He dropped his gaze, not understanding the question. One minute they were talking about the mission, the next his personal health. Phantom pangs sprang up behind his eyes inside his brain as if on cue. Poe shut his eyes tightly.

Word spread around fast on the base. The only currency they had most days was talk: who was hooking up with whom, what they were serving in the mess, best stops to make while running recon, what pilot was probably tortured for information and wigged out in the bacta tank as a result. He dared to look back at her, "I'm fine, General. Ready to get back in the sky."

She didn't press.
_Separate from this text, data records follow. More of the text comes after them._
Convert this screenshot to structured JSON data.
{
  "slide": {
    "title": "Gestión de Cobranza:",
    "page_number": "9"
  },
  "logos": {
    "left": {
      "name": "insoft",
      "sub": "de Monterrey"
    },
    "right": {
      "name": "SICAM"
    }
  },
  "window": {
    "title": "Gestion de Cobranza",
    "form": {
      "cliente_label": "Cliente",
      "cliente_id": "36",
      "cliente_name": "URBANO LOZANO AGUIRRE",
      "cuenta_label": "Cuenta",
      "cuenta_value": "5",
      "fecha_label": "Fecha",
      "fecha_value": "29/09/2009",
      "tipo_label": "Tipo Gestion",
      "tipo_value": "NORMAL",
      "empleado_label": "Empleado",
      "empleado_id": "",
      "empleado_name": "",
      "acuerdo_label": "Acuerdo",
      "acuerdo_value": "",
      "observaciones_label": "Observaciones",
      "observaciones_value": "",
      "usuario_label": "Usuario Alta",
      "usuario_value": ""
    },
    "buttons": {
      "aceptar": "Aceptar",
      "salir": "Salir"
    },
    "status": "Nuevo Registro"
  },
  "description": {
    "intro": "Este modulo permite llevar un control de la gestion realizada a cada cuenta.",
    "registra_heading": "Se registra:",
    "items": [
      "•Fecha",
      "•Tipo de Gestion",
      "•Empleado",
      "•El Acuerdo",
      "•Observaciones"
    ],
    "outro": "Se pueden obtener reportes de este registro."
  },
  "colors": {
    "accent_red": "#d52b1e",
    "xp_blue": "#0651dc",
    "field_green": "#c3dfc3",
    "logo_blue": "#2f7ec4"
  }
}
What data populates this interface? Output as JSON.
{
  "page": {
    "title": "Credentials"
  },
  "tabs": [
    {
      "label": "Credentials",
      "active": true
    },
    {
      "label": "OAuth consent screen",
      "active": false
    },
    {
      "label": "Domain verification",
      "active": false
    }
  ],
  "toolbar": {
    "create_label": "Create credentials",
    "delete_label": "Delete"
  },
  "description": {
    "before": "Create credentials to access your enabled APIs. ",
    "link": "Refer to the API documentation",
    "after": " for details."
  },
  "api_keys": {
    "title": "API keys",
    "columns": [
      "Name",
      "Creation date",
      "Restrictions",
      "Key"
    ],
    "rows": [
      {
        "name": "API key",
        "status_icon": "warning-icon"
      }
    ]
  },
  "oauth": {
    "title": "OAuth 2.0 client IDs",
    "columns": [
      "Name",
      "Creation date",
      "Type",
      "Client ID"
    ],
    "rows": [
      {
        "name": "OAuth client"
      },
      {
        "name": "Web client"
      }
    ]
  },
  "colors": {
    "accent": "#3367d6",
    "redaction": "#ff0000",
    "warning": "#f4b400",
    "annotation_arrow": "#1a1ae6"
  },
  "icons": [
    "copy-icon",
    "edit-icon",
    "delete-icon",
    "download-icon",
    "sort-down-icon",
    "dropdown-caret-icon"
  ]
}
For now. "We need you up there, Poe."

"Thank you, General."

"It's good to have you back," she said, moving to leave his bedside. Obviously, a longer debriefing would take place, one that would cover the whole brain-invasion thing, or one that wouldn't. Poe hadn't decided if he would mention it or let it lie. Talking about it didn't seem like it would do much good. Even thinking about talking about it was giving him a headache.

He thought about dying on the desert instead, his go-to consolation prize for having someone sift through his head like an archaeological dig. The sweltering heat of exposure shifting to the cool dusk of rescue. Jessika keeping his tongue in check for the sake of the medics. He owed her. Big time. Coming back to Jakku and scouring the desert for him was a tall order.

Not to mention an impossible one.

"Uh, General?" she stopped before exiting the curtains around his bed completely. Poe lifted himself onto his elbows to see her better. "The squad that found me on Jakku: how did they make it past the First Order? How did they even know I was still alive?"

A ghost of a…something crossed her face. Not quite a smile, definitely not a frown. Her eyes took on a wicked gleam: fierce, intelligent, knowing. But just as quickly as the visage appeared, it was gone again, replaced by her usual inscrutable expression. "Just a feeling, Poe. Just a feeling," and then, as if that was all, "Get some rest."

Then she was gone.

Poe fell back on the gurney and shut his eyes. "Some feeling…" he muttered.

In the movies, Leia's connection to the Force is expressed in her relationships: she is able to sense Luke is still alive at the end of Return of the Jedi and is shaken when Han is killed during Force Awakens. I liked the idea of her being close enough to Poe to know if he's surviving. Sorry if it taxes your willful suspension of desbelief!

Happy reading!